Tracey Eaton said...

No doubt about it, U.S. policy toward Cuba is controversial.

Moses said...

I can only imagine her despair. Unfortunately, President Obama is President of 330 million Americans and must do what is in the best interests of ALL Americans and not just Alan Gross. She doesn't come right out and say it but obviously she would like to see the US trade the remaining three convicted Cuban spies for Alan Gross. Unfortunately, that would play right into the hands of the Castros and not be in the long-term interests of the US. I can't blame her, however, for wanting this to be done. For her, this is not about capitulating to tyrants, it is about bringing her husband home. Like you Tracey, I too have wondered why we don't just blast our way in there and take Mr. Gross by force. But then I assume the risk to Gross is too great and potential for loss of innocent Cuban lives is probably high. All that remains is the unilateral release of Mr.Gross on humanitarian grounds. One can only hope....

curt9954 said...

If Judy truly loved her husband she would not have let him make his journeys to Cuba. Gross wil never be set free if the US does not negotiate with Cuba.

Daniel Torres said...

Do you know what the Cuban government is asking by the freedom of Alan Gross? The freedom and the return to Cuba of the 5 spies in jail in Miami.

Juan Antonio Rodríguez Menier

Cuba - Voz plural con SOMOS+ said...

Por Amor a Nuestro Pueblo, por Amor a Nuestra Patria:

Entonces Hermanos!, quien o quienes tergiversan o permiten que se tergiverse el concepto de democracia???
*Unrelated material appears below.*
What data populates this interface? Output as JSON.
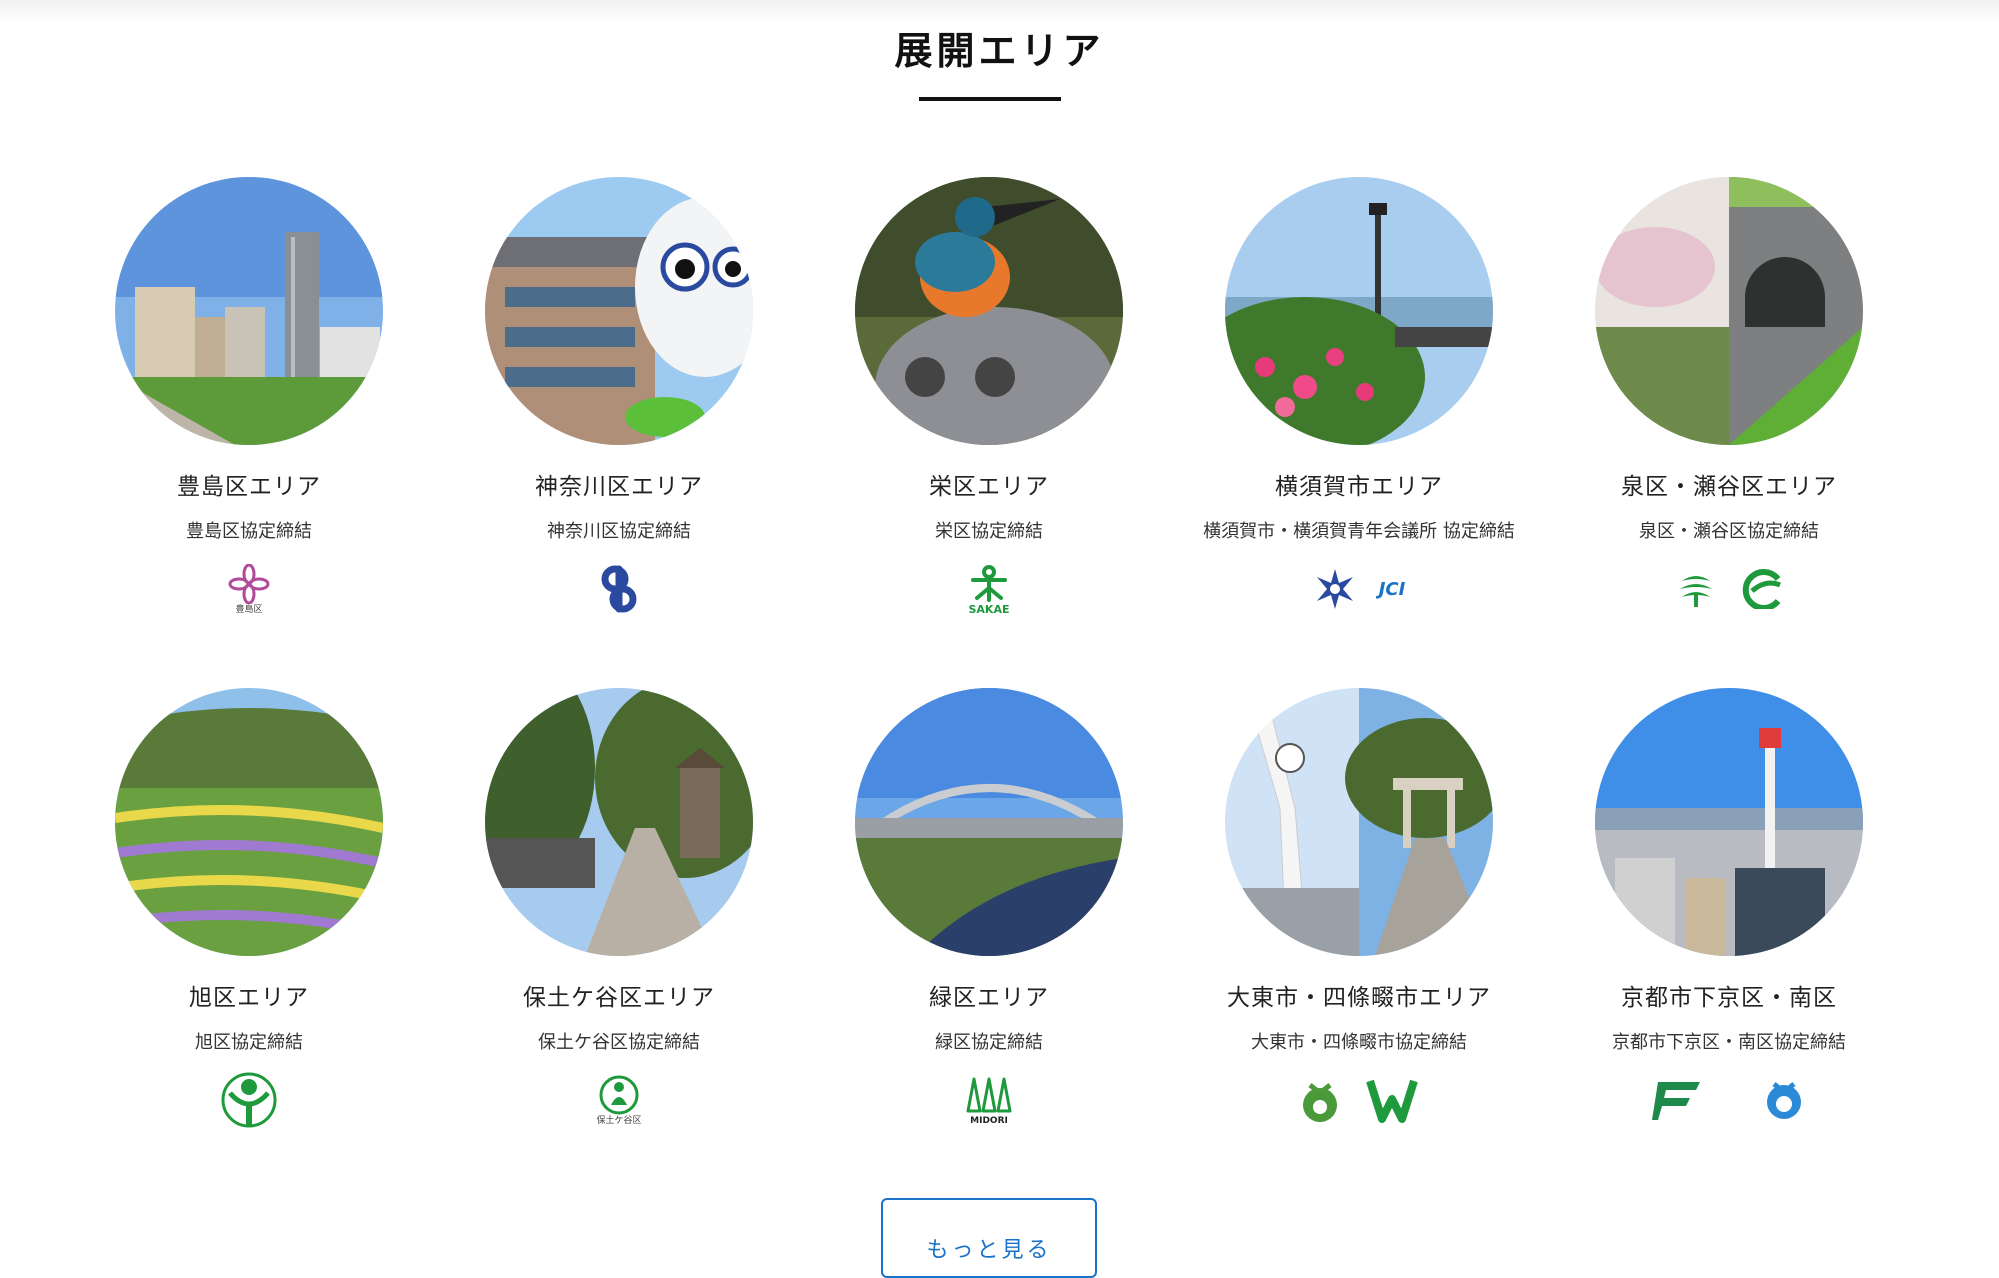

En mi opinion, el tergiverzado concepto de democracia que nos quieren inculcar tanto los que gobiernan como los ansiosos en gobernar, precisamente impide que surja el intercambio democratico y civilizado entre nosotros, ya esos mas viejos y con mas experiencias en Cuba, se sienten amparados por todo y de todo, los que viven en el exterior acomodaron sus vidas de tal manera, que cualquier apertura o cambio democratico en el sistema politico cubano, pondria en peligro tanto su estabilidad economica y laboral, como la existencia como tal de su aventurismo politico, los mas distinguidos de ellos sencillamente dan pena cada vez que emiten un criterio acerca de Cuba, por ejemplo, miren sus reacciones a la intencion del secretario general de la OEA de visitar Cuba, o a la reciente visita del ex-senador estadounidense a nuestro pais o a cualquier acontecimiento que implique apertura democratica para con Cuba, estan en shok-panico y no es para menos, han utilizado el sufrimiento de nuestro pueblo para inculcarnos que politica, es unica y exclusivamente estar en contra de cualquier dialogo o acercamiento con el regimen, o sea que el mundo entero esta equivocado, los "genios politicos" son solo ellos. Hermanos, hasta Corea del Norte dias atras expreso su disposicion de normalizar su relaciones con sus hermanos del Sur, o sea que todos los paises en conflictos tanto nacionales como internacionales tienen un espacio, ya sea dentro o fuera del pais para buscar una solucion politica precisamente a las situaciones de sus naciones, cuando no lo pueden hacer directamente ellos, recurren a sus amigos para buscar y encontrar ese espacio, nosotros somos la excepcion, somos incapaces de crear ese espacio de negociacion, tampoco le pedimos a nuestros amigos ayuda para crearlo, al contrario ofendemos y desacreditamos a todo el que lo intente hacer. "genial", graciasss a Dios y a la tecnologia hoy no necesitamos arrodillarnos a ningun medio de difusion para expresar nuestro sentir a quien se nos ocurra, y asi lo seguira haciendo este humilde ciudadano cubano status-emigrante, hasta que nuestro pueblo consiga su plena libertad, que no es mas que la garantia de nuestra prosperidad y soberania. que Dios nos bendiga a todos. Muchas gracias y mi mas sincero saludo. 21.01.14.Boris.